Only one Manchester restaurant made The Estrella Damm National Restaurant Awards list of the top 100 restaurants in the UK recently: newcomer Mana, which came in at number 73.
As we said ourselves when we reviewed it, there’s nothing else quite like Mana in Manchester. The Ancoats opening has been one of the most-talked-about in the past year, and is hotly tipped for a Michelin star, if we dare talk about such things.
Mana is headed by Noma alumnus Simon Martin, who “offers a high-end experience minus the starchy pomp,” said the National Restaurant Awards review.
“This is cooking as alchemy: creating gold from almost nothing. As such this restaurant has resonated far beyond Manchester.”
And now, a national food critic from The Sunday Times agrees, describing the Mana experience as “sheer seductive hedonism”.
“From the moment the first food arrives at our table in this lofty, airy and modishly austere Ancoats room, I’m blown away,” writes Marina O’Loughlin in The Sunday Times.
“It would be slightly mad to try and report everything we eat: like detailing a play, scene by scene. Mana is consciously theatrical, its impressive kitchen the star of the show, every seat angled towards it.”
Marina is impressed by chef Simon‘s creations: “holy cow, can he cook.”
The ‘English Tostada’ arrives “laden with juniper-scented fresh cheese and thyme, looking like the White Rabbit’s herbaceous border,” writes Marina.
And “the sultriest eel, smoky from the yakitori grill and glazed with blackcurrant vinegar and roasted yeast (like a glorious cross between soy sauce and Marmite)” arrives “sizzling on stones” before being whisked onto damp fabric to stop it cooking further.
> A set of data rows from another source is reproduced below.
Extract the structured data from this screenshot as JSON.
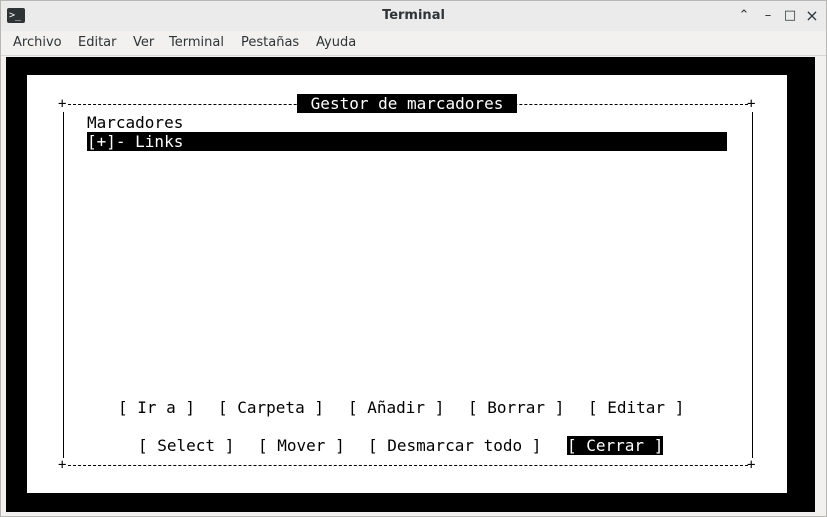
{
  "window": {
    "title": "Terminal",
    "app_icon_glyph": ">_",
    "controls": {
      "min": "⌃",
      "restore": "–",
      "max": "□",
      "close": "×"
    }
  },
  "menu": {
    "items": [
      "Archivo",
      "Editar",
      "Ver",
      "Terminal",
      "Pestañas",
      "Ayuda"
    ]
  },
  "dialog": {
    "title": "Gestor de marcadores",
    "tree": {
      "root": "Marcadores",
      "items": [
        {
          "label": "[+]- Links",
          "selected": true
        }
      ]
    },
    "buttons_row1": [
      "[ Ir a ]",
      "[ Carpeta ]",
      "[ Añadir ]",
      "[ Borrar ]",
      "[ Editar ]"
    ],
    "buttons_row2": [
      "[ Select ]",
      "[ Mover ]",
      "[ Desmarcar todo ]",
      "[ Cerrar ]"
    ],
    "focused_button": "[ Cerrar ]"
  },
  "colors": {
    "terminal_bg": "#000000",
    "dialog_bg": "#ffffff",
    "selection_bg": "#000000",
    "selection_fg": "#ffffff"
  }
}
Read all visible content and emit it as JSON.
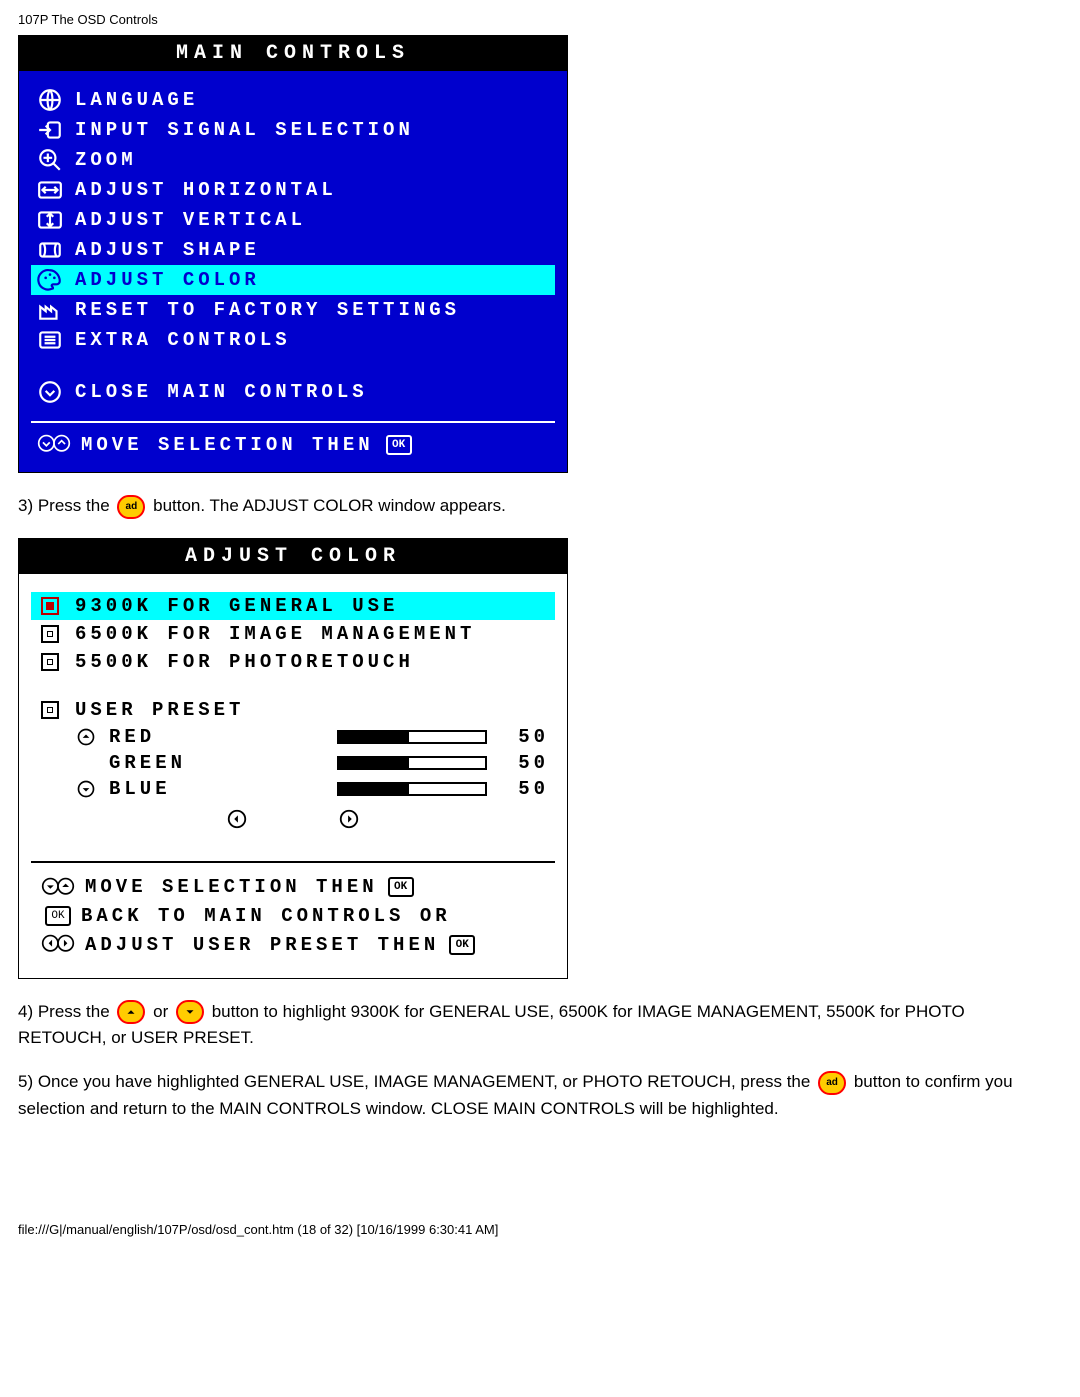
{
  "page_header": "107P The OSD Controls",
  "main_controls": {
    "title": "MAIN CONTROLS",
    "items": [
      {
        "label": "LANGUAGE"
      },
      {
        "label": "INPUT SIGNAL SELECTION"
      },
      {
        "label": "ZOOM"
      },
      {
        "label": "ADJUST HORIZONTAL"
      },
      {
        "label": "ADJUST VERTICAL"
      },
      {
        "label": "ADJUST SHAPE"
      },
      {
        "label": "ADJUST COLOR",
        "selected": true
      },
      {
        "label": "RESET TO FACTORY SETTINGS"
      },
      {
        "label": "EXTRA CONTROLS"
      }
    ],
    "close_label": "CLOSE MAIN CONTROLS",
    "footer_label": "MOVE SELECTION THEN",
    "footer_ok": "OK"
  },
  "step3": {
    "prefix": "3) Press the ",
    "suffix": " button. The ADJUST COLOR window appears."
  },
  "adjust_color": {
    "title": "ADJUST COLOR",
    "options": [
      {
        "label": "9300K FOR GENERAL USE",
        "selected": true
      },
      {
        "label": "6500K FOR IMAGE MANAGEMENT"
      },
      {
        "label": "5500K FOR PHOTORETOUCH"
      }
    ],
    "user_preset_label": "USER PRESET",
    "channels": [
      {
        "name": "RED",
        "value": "50"
      },
      {
        "name": "GREEN",
        "value": "50"
      },
      {
        "name": "BLUE",
        "value": "50"
      }
    ],
    "footer1": "MOVE SELECTION THEN",
    "footer2": "BACK TO MAIN CONTROLS OR",
    "footer3": "ADJUST USER PRESET THEN",
    "ok": "OK"
  },
  "step4": {
    "prefix": "4) Press the ",
    "mid": " or ",
    "suffix": " button to highlight 9300K for GENERAL USE, 6500K for IMAGE MANAGEMENT, 5500K for PHOTO RETOUCH, or USER PRESET."
  },
  "step5": {
    "line1": "5) Once you have highlighted GENERAL USE, IMAGE MANAGEMENT, or PHOTO RETOUCH, press the ",
    "line2": " button to confirm you selection and return to the MAIN CONTROLS window. CLOSE MAIN CONTROLS will be highlighted."
  },
  "page_footer": "file:///G|/manual/english/107P/osd/osd_cont.htm (18 of 32) [10/16/1999 6:30:41 AM]"
}
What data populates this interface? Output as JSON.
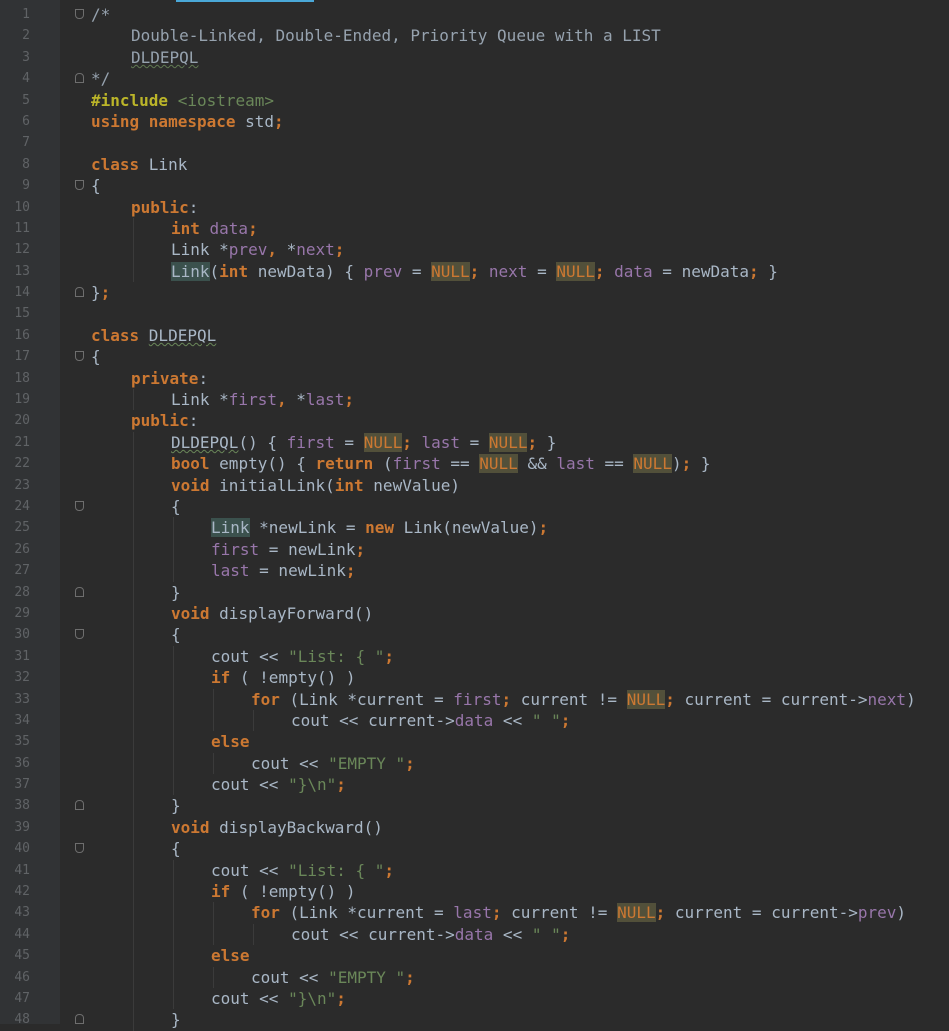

“There’s cleverness backstage too,” she writes. The “inevitable fermenting and curing, but also the likes of ikejime, a Japanese method of killing fish: more humane and delivering a better-tasting end product.”
And the taste certainly impresses the national critic.
Marina learns that her tartare with fermented rhubarb and a posy of purple oxalis is from a former dairy animal, retired for nine years and dressed in its own rendered fat. And that “the main ambition of this dish is, apparently, that it ‘tastes like beef’.
“It does: like beef squared, beef to the power of beef, incredibeef. I swear, if you put it to your ear like a seashell, you’d hear mooing.”
This kind of culinary ambition can often verge on the ridiculous, says Marina. But Simon, “still less than 30 years old, pulls it off, dish after dish.”
The cost may seem high at around £105 a head, but the quality justifies it, believes Marina: “As far as the carping over cost is concerned, the restaurant Mana most reminds me of isn’t Noma but three-starred Maaemo in Oslo, where our bill was double this one – and the rest.”
With a culinary experience this impressive and the accolades coming thick and fast, it’s hard not to mention the possibility of this being the Manchester restaurant to finally bag a Michelin star this year.
And Marina eloquently expresses what we’re all thinking.
“I’ve tried to avoid mentioning Manchester’s what-us-bovvered? huff over being ignored, year after year, by Michelin,” she writes.
“Here, I am failing at the final hurdle. If Mana doesn’t get a star, it’ll be pretty much proof of what I’ve long suspected: the tyre floggers are having a sniggery time trolling the city.
“This isn’t a good restaurant by Manchester standards; this is a good restaurant by world standards.”
We think Mana is a gastronomic game changer, too. We’ll just have to wait until October to see if Michelin agrees.